Lines that include "fill" make up the answer; copy all of them from the data below.

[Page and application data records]
'''
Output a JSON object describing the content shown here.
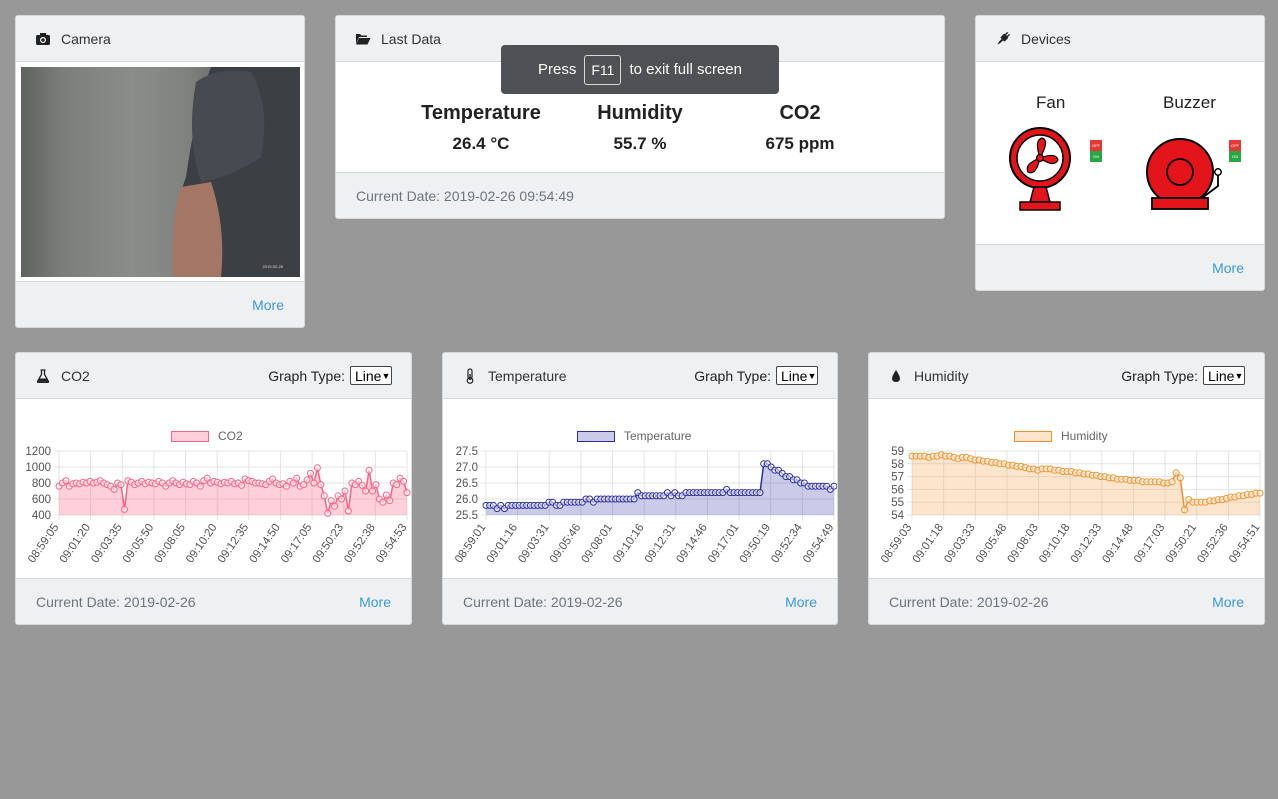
{
  "camera": {
    "title": "Camera",
    "more": "More",
    "icon": "camera-icon"
  },
  "last_data": {
    "title": "Last Data",
    "metrics": [
      {
        "label": "Temperature",
        "value": "26.4 °C"
      },
      {
        "label": "Humidity",
        "value": "55.7 %"
      },
      {
        "label": "CO2",
        "value": "675 ppm"
      }
    ],
    "current_date": "Current Date: 2019-02-26 09:54:49"
  },
  "toast": {
    "press": "Press",
    "key": "F11",
    "rest": "to exit full screen"
  },
  "devices": {
    "title": "Devices",
    "fan": "Fan",
    "buzzer": "Buzzer",
    "switch_off": "OFF",
    "switch_on": "ON",
    "more": "More"
  },
  "graph_type_label": "Graph Type:",
  "graph_type_value": "Line",
  "date_footer": "Current Date: 2019-02-26",
  "more": "More",
  "chart_data": [
    {
      "type": "area",
      "panel_title": "CO2",
      "series_name": "CO2",
      "color": "#ff6384",
      "fill": "rgba(255,99,132,0.3)",
      "ylim": [
        400,
        1200
      ],
      "yticks": [
        400,
        600,
        800,
        1000,
        1200
      ],
      "xticks": [
        "08:59:05",
        "09:01:20",
        "09:03:35",
        "09:05:50",
        "09:08:05",
        "09:10:20",
        "09:12:35",
        "09:14:50",
        "09:17:05",
        "09:50:23",
        "09:52:38",
        "09:54:53"
      ],
      "values": [
        760,
        800,
        830,
        760,
        790,
        800,
        790,
        810,
        800,
        820,
        800,
        810,
        830,
        800,
        780,
        760,
        720,
        800,
        780,
        470,
        830,
        810,
        780,
        800,
        820,
        790,
        810,
        800,
        790,
        820,
        800,
        760,
        800,
        830,
        800,
        780,
        810,
        790,
        780,
        820,
        800,
        760,
        830,
        860,
        800,
        820,
        810,
        790,
        810,
        800,
        820,
        790,
        800,
        770,
        850,
        830,
        820,
        800,
        800,
        790,
        780,
        820,
        850,
        800,
        780,
        790,
        760,
        820,
        800,
        860,
        760,
        780,
        840,
        920,
        800,
        990,
        780,
        640,
        420,
        580,
        510,
        640,
        600,
        700,
        450,
        800,
        780,
        820,
        770,
        700,
        960,
        700,
        780,
        600,
        560,
        650,
        580,
        800,
        780,
        860,
        820,
        680
      ]
    },
    {
      "type": "area",
      "panel_title": "Temperature",
      "series_name": "Temperature",
      "color": "#2c2fa3",
      "fill": "rgba(44,47,163,0.25)",
      "ylim": [
        25.5,
        27.5
      ],
      "yticks": [
        25.5,
        26.0,
        26.5,
        27.0,
        27.5
      ],
      "xticks": [
        "08:59:01",
        "09:01:16",
        "09:03:31",
        "09:05:46",
        "09:08:01",
        "09:10:16",
        "09:12:31",
        "09:14:46",
        "09:17:01",
        "09:50:19",
        "09:52:34",
        "09:54:49"
      ],
      "values": [
        25.8,
        25.8,
        25.8,
        25.7,
        25.8,
        25.7,
        25.8,
        25.8,
        25.8,
        25.8,
        25.8,
        25.8,
        25.8,
        25.8,
        25.8,
        25.8,
        25.8,
        25.9,
        25.9,
        25.8,
        25.8,
        25.9,
        25.9,
        25.9,
        25.9,
        25.9,
        25.9,
        26.0,
        26.0,
        25.9,
        26.0,
        26.0,
        26.0,
        26.0,
        26.0,
        26.0,
        26.0,
        26.0,
        26.0,
        26.0,
        26.0,
        26.2,
        26.1,
        26.1,
        26.1,
        26.1,
        26.1,
        26.1,
        26.1,
        26.2,
        26.1,
        26.2,
        26.1,
        26.1,
        26.2,
        26.2,
        26.2,
        26.2,
        26.2,
        26.2,
        26.2,
        26.2,
        26.2,
        26.2,
        26.2,
        26.3,
        26.2,
        26.2,
        26.2,
        26.2,
        26.2,
        26.2,
        26.2,
        26.2,
        26.2,
        27.1,
        27.1,
        27.0,
        26.9,
        26.9,
        26.8,
        26.7,
        26.7,
        26.6,
        26.6,
        26.5,
        26.5,
        26.4,
        26.4,
        26.4,
        26.4,
        26.4,
        26.4,
        26.3,
        26.4
      ]
    },
    {
      "type": "area",
      "panel_title": "Humidity",
      "series_name": "Humidity",
      "color": "#f0922b",
      "fill": "rgba(247,168,90,0.3)",
      "ylim": [
        54,
        59
      ],
      "yticks": [
        54,
        55,
        56,
        57,
        58,
        59
      ],
      "xticks": [
        "08:59:03",
        "09:01:18",
        "09:03:33",
        "09:05:48",
        "09:08:03",
        "09:10:18",
        "09:12:33",
        "09:14:48",
        "09:17:03",
        "09:50:21",
        "09:52:36",
        "09:54:51"
      ],
      "values": [
        58.6,
        58.6,
        58.6,
        58.6,
        58.5,
        58.6,
        58.6,
        58.7,
        58.6,
        58.6,
        58.5,
        58.4,
        58.5,
        58.5,
        58.4,
        58.3,
        58.3,
        58.2,
        58.2,
        58.1,
        58.1,
        58.0,
        58.0,
        57.9,
        57.9,
        57.8,
        57.8,
        57.7,
        57.6,
        57.6,
        57.5,
        57.6,
        57.6,
        57.6,
        57.5,
        57.5,
        57.4,
        57.4,
        57.4,
        57.3,
        57.3,
        57.2,
        57.2,
        57.1,
        57.1,
        57.0,
        57.0,
        56.9,
        56.9,
        56.8,
        56.8,
        56.8,
        56.7,
        56.7,
        56.7,
        56.6,
        56.6,
        56.6,
        56.6,
        56.6,
        56.5,
        56.5,
        56.6,
        57.3,
        56.9,
        54.4,
        55.2,
        55.0,
        55.0,
        55.0,
        55.0,
        55.1,
        55.1,
        55.2,
        55.2,
        55.3,
        55.4,
        55.4,
        55.5,
        55.5,
        55.6,
        55.6,
        55.7,
        55.7
      ]
    }
  ]
}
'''
Solution below =>
      "fill": "rgba(255,99,132,0.3)",
      "fill": "rgba(44,47,163,0.25)",
      "fill": "rgba(247,168,90,0.3)",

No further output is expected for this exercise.